Frequently I will have family law clients ask me whether they can legally make and use in court an audio recording of another party for use in legal proceedings. The short answer to this question is “no”, not without the other party’s express consent to be recorded. Florida Statute 934.03 is Florida’s wiretapping law. Florida is a so-called “two party consent” state. What this means is that all parties to the communication must consent to being recorded in any wire, oral, or electronic communication. It is a crime in Florida to record a communication with the consent of all parties involved. There is, however, an exception in that communications that take place in situations where the participants do not have a “reasonable expectation of privacy.” Typically, you do not have a reasonable expectation of privacy when the statements are made in a public place where they may reasonably be overheard by others in the vicinity. Another exception is for voicemail messages. Such recordings are not subject to the wiretapping statute since they are recordings left that can be heard by anyone and the person making the statement typically does not have an expectation that the message will not potentially be heard by others.

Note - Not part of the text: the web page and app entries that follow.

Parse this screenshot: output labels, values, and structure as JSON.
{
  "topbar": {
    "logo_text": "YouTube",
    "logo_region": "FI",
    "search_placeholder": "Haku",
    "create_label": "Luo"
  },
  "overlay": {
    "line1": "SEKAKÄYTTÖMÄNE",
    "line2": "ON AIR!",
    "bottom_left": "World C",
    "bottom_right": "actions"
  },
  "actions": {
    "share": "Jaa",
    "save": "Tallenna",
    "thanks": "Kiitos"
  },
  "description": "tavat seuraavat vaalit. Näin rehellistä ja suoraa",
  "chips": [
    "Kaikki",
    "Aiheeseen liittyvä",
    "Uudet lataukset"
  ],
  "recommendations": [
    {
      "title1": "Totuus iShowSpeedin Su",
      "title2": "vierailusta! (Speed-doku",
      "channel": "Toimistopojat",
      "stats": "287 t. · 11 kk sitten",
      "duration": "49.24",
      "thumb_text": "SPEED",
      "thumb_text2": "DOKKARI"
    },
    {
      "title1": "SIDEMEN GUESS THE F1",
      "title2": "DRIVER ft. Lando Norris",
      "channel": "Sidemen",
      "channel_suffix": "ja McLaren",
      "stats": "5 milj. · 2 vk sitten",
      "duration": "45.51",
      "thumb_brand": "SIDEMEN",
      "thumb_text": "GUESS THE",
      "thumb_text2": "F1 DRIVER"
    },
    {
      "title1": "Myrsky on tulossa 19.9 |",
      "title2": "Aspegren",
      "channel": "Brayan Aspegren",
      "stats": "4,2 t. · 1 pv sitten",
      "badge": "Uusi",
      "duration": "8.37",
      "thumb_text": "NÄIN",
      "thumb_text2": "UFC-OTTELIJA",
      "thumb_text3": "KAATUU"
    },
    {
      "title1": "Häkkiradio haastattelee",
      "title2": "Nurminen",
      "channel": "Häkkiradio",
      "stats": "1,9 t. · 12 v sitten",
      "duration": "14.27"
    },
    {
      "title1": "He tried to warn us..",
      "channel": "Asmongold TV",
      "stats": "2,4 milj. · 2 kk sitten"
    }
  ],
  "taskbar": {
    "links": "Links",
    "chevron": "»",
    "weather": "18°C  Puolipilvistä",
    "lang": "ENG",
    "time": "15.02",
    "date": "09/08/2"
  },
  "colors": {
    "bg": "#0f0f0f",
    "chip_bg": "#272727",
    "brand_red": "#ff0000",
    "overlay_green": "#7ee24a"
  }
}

Remember when considering making an audio tape of a conversation, recording a communication without consent can not only subject the maker to criminal prosecution, but also a civil lawsuit for damages as well.